Taoiseach Enda Kenny has vowed that Garda files on the Kingsmill massacre will be handed over to the Northern Ireland coroner as early as next week.
Days after families of the victims denounced the delay as bordering on disgraceful, Mr Kenny said there were "genuine" legal issues holding up the disclosure of the official records.
Pressed about the issue at the North South Ministerial Council in Dublin, the Taoiseach said difficulties arose because Northern Ireland's coroners service was not a State body.
For the Republic of Ireland to issue the files, it was necessary to get a "government decision in principle" and then a "directive by the Minister for Justice" to grant the request, he said.

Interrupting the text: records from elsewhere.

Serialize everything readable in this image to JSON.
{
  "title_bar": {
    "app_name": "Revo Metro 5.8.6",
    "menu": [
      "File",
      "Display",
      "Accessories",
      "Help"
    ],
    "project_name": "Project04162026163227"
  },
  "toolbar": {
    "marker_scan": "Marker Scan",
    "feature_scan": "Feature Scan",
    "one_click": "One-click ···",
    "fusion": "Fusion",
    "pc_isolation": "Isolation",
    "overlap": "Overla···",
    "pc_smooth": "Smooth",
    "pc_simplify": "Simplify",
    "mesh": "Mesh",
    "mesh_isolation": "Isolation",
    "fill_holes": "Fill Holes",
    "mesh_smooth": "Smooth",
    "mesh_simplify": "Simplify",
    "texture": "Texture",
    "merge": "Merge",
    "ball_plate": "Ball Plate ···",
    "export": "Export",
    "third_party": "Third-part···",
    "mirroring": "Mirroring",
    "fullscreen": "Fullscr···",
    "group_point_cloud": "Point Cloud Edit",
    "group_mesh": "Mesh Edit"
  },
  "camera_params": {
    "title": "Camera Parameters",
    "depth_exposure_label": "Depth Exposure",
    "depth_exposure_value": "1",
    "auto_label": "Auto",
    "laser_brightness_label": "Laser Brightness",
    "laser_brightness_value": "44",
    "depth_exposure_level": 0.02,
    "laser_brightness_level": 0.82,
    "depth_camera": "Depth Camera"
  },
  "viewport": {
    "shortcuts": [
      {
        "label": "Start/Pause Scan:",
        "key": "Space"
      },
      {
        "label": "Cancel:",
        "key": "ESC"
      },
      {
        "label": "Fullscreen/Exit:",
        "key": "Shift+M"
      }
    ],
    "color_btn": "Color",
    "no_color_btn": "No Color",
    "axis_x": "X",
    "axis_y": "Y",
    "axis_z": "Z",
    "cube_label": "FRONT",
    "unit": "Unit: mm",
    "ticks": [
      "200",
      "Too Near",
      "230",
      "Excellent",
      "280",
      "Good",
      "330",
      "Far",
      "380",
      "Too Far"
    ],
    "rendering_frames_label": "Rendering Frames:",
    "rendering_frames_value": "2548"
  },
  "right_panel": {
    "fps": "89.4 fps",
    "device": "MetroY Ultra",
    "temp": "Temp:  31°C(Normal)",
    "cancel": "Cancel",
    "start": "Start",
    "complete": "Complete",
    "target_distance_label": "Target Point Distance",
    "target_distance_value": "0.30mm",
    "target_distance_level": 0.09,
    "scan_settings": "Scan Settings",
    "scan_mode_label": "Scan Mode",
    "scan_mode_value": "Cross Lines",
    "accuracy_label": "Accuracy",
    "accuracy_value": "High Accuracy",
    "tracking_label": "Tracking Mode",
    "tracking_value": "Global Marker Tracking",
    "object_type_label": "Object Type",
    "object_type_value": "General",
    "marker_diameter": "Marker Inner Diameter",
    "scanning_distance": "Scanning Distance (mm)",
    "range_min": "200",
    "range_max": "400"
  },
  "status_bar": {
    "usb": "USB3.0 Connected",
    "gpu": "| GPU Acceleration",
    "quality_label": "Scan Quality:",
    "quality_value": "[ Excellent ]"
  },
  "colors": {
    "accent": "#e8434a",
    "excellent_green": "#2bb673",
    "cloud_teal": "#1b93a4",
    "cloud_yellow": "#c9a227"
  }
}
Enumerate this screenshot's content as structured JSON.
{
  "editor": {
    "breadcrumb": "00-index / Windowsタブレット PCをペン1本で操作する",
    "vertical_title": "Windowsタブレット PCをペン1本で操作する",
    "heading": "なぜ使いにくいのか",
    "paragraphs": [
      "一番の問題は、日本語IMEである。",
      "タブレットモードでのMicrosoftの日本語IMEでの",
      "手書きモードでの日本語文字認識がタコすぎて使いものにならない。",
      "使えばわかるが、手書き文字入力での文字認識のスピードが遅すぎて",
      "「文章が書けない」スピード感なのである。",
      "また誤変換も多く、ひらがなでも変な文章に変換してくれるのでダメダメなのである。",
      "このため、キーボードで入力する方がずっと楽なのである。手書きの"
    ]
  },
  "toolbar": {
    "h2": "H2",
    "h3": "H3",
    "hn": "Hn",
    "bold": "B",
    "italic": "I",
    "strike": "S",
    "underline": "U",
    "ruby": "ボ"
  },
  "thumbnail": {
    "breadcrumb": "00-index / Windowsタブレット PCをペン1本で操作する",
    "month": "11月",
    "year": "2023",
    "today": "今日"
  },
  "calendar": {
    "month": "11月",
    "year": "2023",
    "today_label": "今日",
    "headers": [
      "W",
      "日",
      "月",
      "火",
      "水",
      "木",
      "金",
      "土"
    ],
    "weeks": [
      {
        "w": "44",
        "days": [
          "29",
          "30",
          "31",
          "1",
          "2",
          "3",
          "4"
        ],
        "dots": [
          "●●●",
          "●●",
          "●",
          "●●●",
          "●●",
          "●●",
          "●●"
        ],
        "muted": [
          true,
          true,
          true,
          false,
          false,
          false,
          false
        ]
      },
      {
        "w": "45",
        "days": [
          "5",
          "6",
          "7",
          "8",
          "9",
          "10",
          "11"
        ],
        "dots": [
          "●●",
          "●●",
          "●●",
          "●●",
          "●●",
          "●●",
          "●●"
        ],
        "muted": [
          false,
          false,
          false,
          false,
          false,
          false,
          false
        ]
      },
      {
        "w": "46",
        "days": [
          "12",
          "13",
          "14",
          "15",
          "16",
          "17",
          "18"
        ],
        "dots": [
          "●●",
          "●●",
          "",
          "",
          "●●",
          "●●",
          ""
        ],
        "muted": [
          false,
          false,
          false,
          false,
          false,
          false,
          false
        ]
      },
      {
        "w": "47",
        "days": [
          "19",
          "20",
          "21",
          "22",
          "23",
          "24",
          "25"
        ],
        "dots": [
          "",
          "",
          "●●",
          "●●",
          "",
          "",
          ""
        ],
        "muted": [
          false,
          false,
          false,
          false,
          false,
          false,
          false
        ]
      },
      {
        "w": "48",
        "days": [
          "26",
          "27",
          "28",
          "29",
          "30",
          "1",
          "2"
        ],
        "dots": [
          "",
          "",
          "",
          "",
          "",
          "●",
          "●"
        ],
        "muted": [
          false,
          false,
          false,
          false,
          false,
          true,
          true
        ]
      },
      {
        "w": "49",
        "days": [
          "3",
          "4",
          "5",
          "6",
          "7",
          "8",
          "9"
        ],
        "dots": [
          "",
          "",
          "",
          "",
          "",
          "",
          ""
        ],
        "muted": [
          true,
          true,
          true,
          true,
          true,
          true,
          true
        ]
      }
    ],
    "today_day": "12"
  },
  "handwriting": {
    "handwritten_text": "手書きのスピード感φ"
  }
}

"I do hope we can conclude it on Tuesday and I will be speaking with the Attorney General later," he said.
"The reason for the delay was a number of genuine legal queries that came after we made the decision to supply the information."
Justice Minister Frances Fitzgerald brought a memo to the Dublin coalition Cabinet on Tuesday asking for agreement on handing over the files.
This was approved, according to Mr Kenny, and Ms Fitzgerald is now expected to order the Garda to give the coroner the relevant documents.
The Taoiseach said he has spoken on the telephone with Alan Black, the sole survivor of the massacre, and he was "very grateful " for the co-operation.
Earlier this week, lawyers for those bereaved by the murders in Co Armagh in 1976 heavily criticised officials in Dublin for not passing over the Garda documents, more than two months after Mr Kenny publicly committed to the handover.
The coroner's court was told the state solicitor's office in the Republic had written to say it was not in a position to give a date for disclosure.
The murders, which were widely blamed on the IRA though the organisation never admitted responsibility, involved a cross-border element, with the vehicle used by the killers stolen and then dumped in Co Louth.